No one would gainsay that we are beginning to read one of the most important chapters of St. John’s Gospel with today’s liturgy, chapter six, the discourse on the Bread of Life. That chapter begins with the familiar story of the feeding of the multitude.
Usually our attention is drawn to the miraculous part of this story. Five thousand men with their women and children are fed with five barley loaves and two fish. However, my attention was drawn to two other aspects of the story today.

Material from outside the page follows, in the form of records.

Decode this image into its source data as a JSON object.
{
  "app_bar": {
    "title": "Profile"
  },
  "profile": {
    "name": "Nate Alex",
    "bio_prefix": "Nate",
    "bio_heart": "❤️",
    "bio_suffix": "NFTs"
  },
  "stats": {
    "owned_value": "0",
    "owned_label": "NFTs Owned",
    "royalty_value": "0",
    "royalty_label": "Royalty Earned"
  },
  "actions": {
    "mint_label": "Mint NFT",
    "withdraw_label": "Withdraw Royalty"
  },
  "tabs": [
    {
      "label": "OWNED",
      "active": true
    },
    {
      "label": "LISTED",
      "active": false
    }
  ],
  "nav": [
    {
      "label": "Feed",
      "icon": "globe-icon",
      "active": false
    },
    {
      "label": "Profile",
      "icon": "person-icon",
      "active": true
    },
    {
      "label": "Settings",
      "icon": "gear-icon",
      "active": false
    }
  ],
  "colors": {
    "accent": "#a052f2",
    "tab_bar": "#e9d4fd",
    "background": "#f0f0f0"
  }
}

First of all, I was drawn to the boy who originally had the five barley loaves and two fish. Andrew calls attention to him. “There is a boy here who has five barley loaves and two fish. . .” Before we know it, those five loaves and two fish are in the hands of Jesus who begins to distribute them to the multitude. “Jesus took the loaves. . .” Are we to imagine that Jesus simply took the loaves and the fish away from the boy? That doesn’t seem like something Jesus would do. I am sure that the evangelist is telling us that the boy gave the food to Jesus, freely and without demanding compensation. He shares what he has with those who have not.
At the end of the Gospel, Jesus asks the disciples to gather the fragments. We are told that there were twelve baskets of fragments. Lest so much go to waste, it is gathered. There is literally enough left over for a considerable feast, a feast for the poor inasmuch as barley loaves were the food of the poor.
One shares what he has. Much is left over. These two details cannot be ignored. When we share what we have, there is more than enough for everyone. No one goes hungry. No one is deprived.
As we continue to listen to this story, these two details will help us come to understand what the Eucharist, the Bread of Life is all about - food for the multitude, food for the poor, enough food for us all.
Fr. Lawrence Jagdfeld, O.F.M., Administrator